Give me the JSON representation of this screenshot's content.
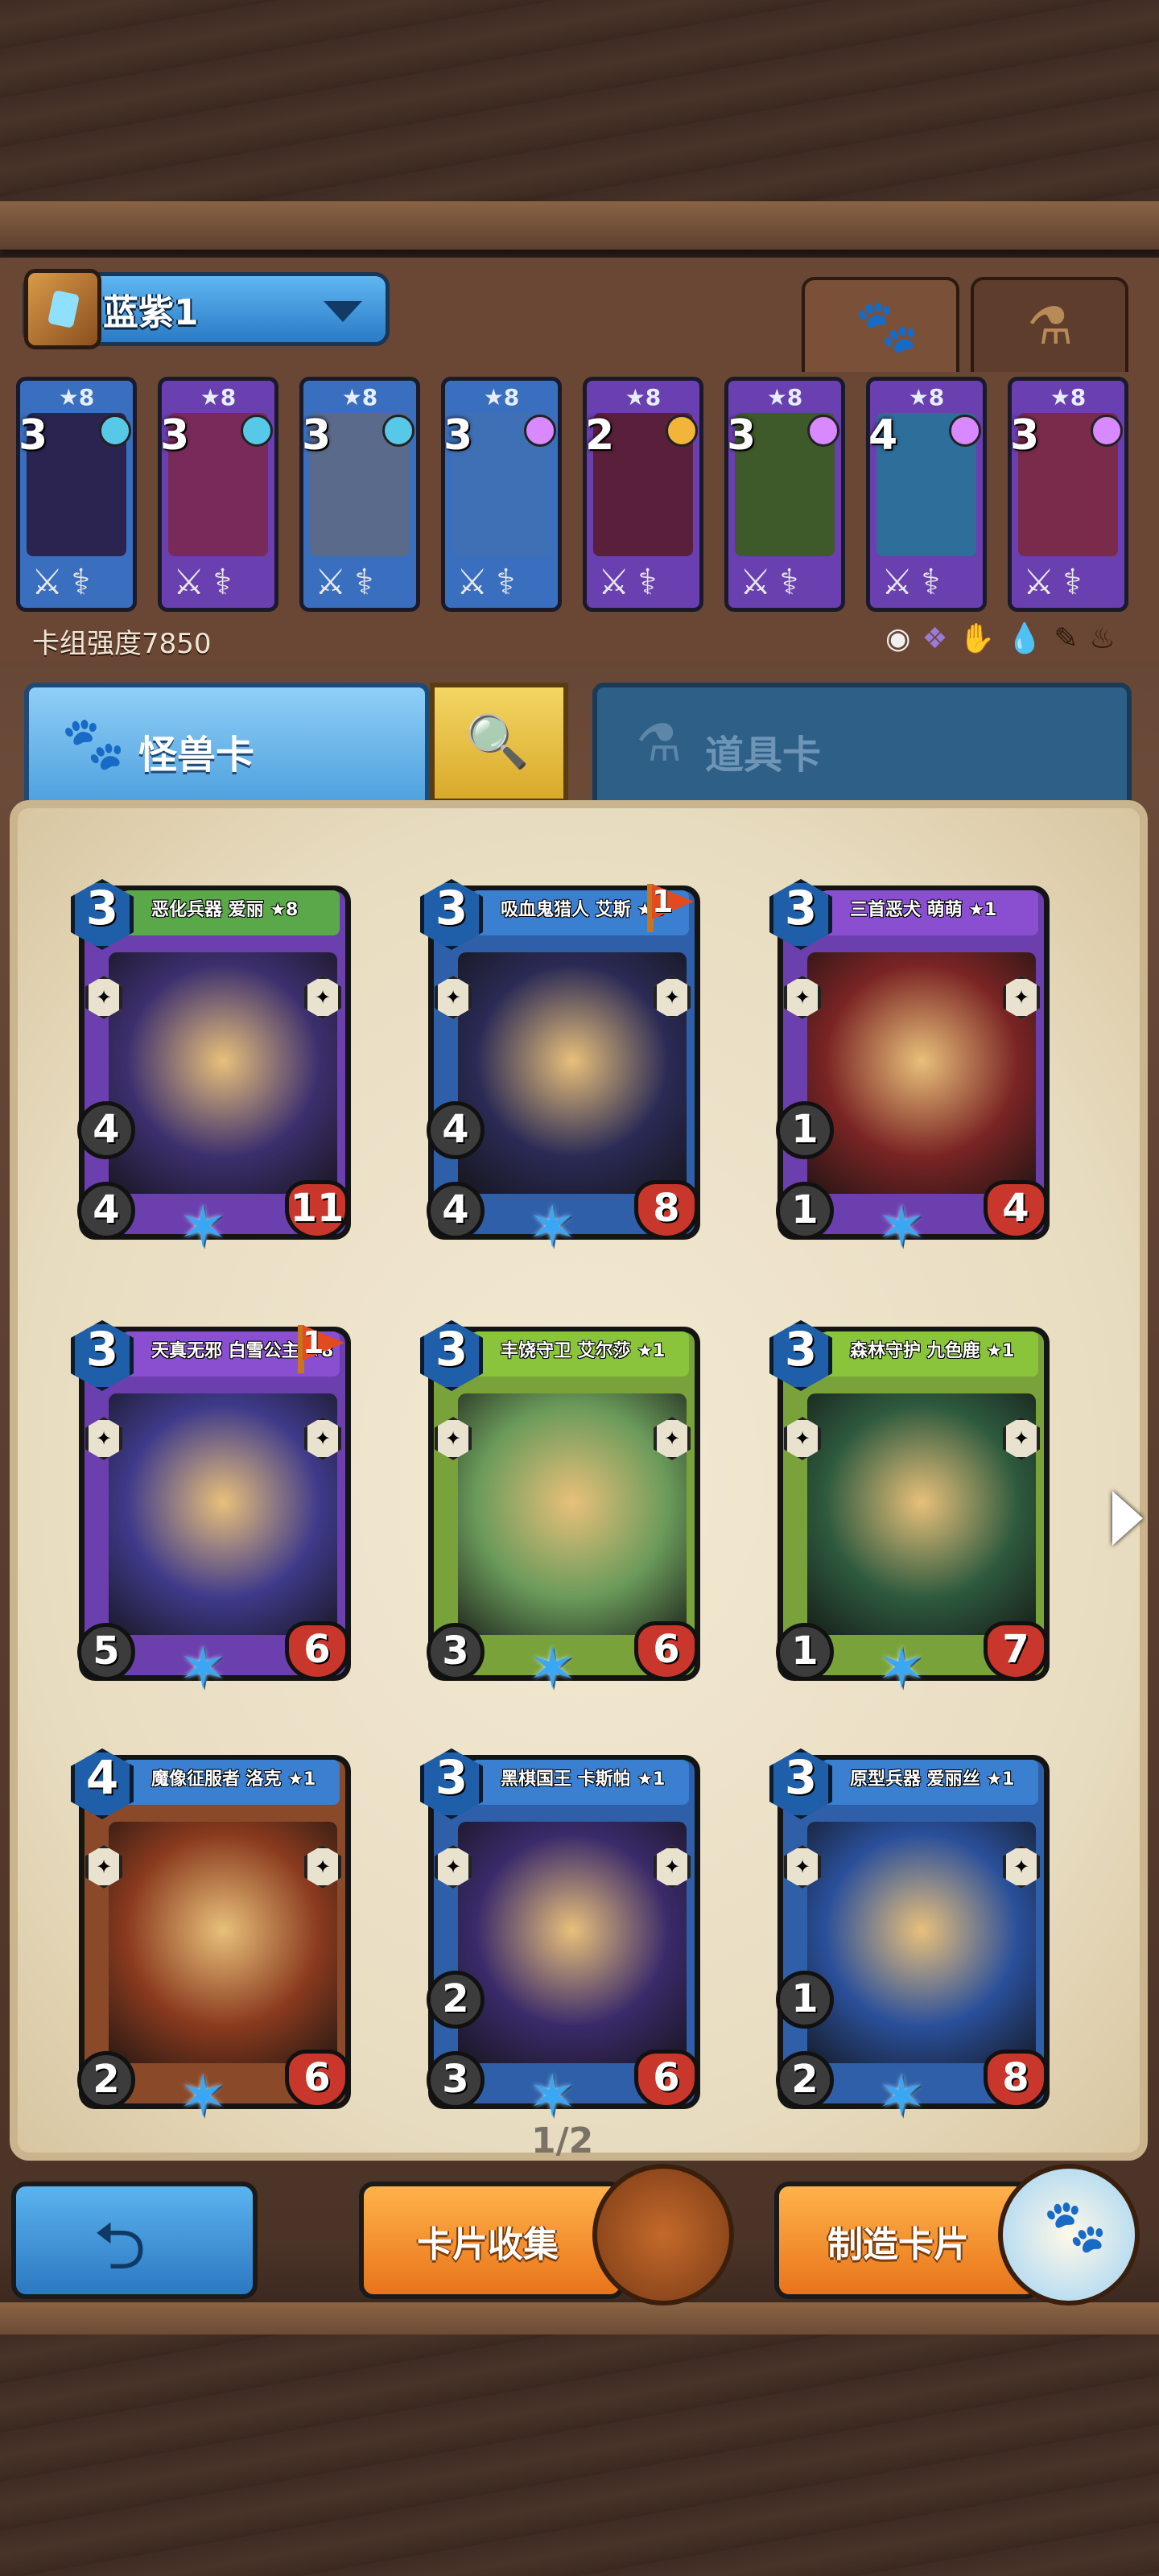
{
  "deck": {
    "name": "蓝紫1",
    "strength_label": "卡组强度7850",
    "mini_cards": [
      {
        "cost": "3",
        "stars": "★8",
        "frame": "#3a6fbf",
        "art": "#2b2450",
        "gem": "#58c8e8"
      },
      {
        "cost": "3",
        "stars": "★8",
        "frame": "#6a3fb0",
        "art": "#7a2a5a",
        "gem": "#58c8e8"
      },
      {
        "cost": "3",
        "stars": "★8",
        "frame": "#3a6fbf",
        "art": "#5a6a8a",
        "gem": "#58c8e8"
      },
      {
        "cost": "3",
        "stars": "★8",
        "frame": "#3a6fbf",
        "art": "#3f6fb4",
        "gem": "#d889ff"
      },
      {
        "cost": "2",
        "stars": "★8",
        "frame": "#6a3fb0",
        "art": "#5a1f3a",
        "gem": "#f2b53a"
      },
      {
        "cost": "3",
        "stars": "★8",
        "frame": "#6a3fb0",
        "art": "#3f5a2a",
        "gem": "#d889ff"
      },
      {
        "cost": "4",
        "stars": "★8",
        "frame": "#6a3fb0",
        "art": "#2e6e9a",
        "gem": "#d889ff"
      },
      {
        "cost": "3",
        "stars": "★8",
        "frame": "#6a3fb0",
        "art": "#7a2a4a",
        "gem": "#d889ff"
      }
    ]
  },
  "tabs": {
    "monster": "怪兽卡",
    "item": "道具卡"
  },
  "cards": [
    {
      "name": "恶化兵器 爱丽 ★8",
      "cost": "3",
      "speed": "4",
      "attack": "4",
      "hp": "11",
      "frame": "#6c3fae",
      "banner": "#5aa84a",
      "art": "#3c2f6e",
      "flag": ""
    },
    {
      "name": "吸血鬼猎人 艾斯 ★8",
      "cost": "3",
      "speed": "4",
      "attack": "4",
      "hp": "8",
      "frame": "#2f5fa8",
      "banner": "#3a7fd0",
      "art": "#2a2a55",
      "flag": "1"
    },
    {
      "name": "三首恶犬 萌萌 ★1",
      "cost": "3",
      "speed": "1",
      "attack": "1",
      "hp": "4",
      "frame": "#6c3fae",
      "banner": "#8a4fd0",
      "art": "#7a2424",
      "flag": ""
    },
    {
      "name": "天真无邪 白雪公主 ★8",
      "cost": "3",
      "speed": "",
      "attack": "5",
      "hp": "6",
      "frame": "#6c3fae",
      "banner": "#8a4fd0",
      "art": "#3f3a8a",
      "flag": "1"
    },
    {
      "name": "丰饶守卫 艾尔莎 ★1",
      "cost": "3",
      "speed": "",
      "attack": "3",
      "hp": "6",
      "frame": "#7aa23a",
      "banner": "#8ac43a",
      "art": "#6a9a5a",
      "flag": ""
    },
    {
      "name": "森林守护 九色鹿 ★1",
      "cost": "3",
      "speed": "",
      "attack": "1",
      "hp": "7",
      "frame": "#7aa23a",
      "banner": "#8ac43a",
      "art": "#2e5a3e",
      "flag": ""
    },
    {
      "name": "魔像征服者 洛克 ★1",
      "cost": "4",
      "speed": "",
      "attack": "2",
      "hp": "6",
      "frame": "#8a4a2a",
      "banner": "#3a7fd0",
      "art": "#8a3a1e",
      "flag": ""
    },
    {
      "name": "黑棋国王 卡斯帕 ★1",
      "cost": "3",
      "speed": "2",
      "attack": "3",
      "hp": "6",
      "frame": "#2f5fa8",
      "banner": "#3a7fd0",
      "art": "#3a2a6a",
      "flag": ""
    },
    {
      "name": "原型兵器 爱丽丝 ★1",
      "cost": "3",
      "speed": "1",
      "attack": "2",
      "hp": "8",
      "frame": "#2f5fa8",
      "banner": "#3a7fd0",
      "art": "#2a4f9a",
      "flag": ""
    }
  ],
  "pager": "1/2",
  "buttons": {
    "collect": "卡片收集",
    "craft": "制造卡片"
  },
  "icons": {
    "paw": "paw-icon",
    "potion": "potion-icon",
    "search": "search-icon",
    "back": "back-arrow-icon",
    "next": "next-page-arrow-icon"
  }
}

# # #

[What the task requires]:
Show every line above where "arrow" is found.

[Result of the exercise]:
    "back": "back-arrow-icon",
    "next": "next-page-arrow-icon"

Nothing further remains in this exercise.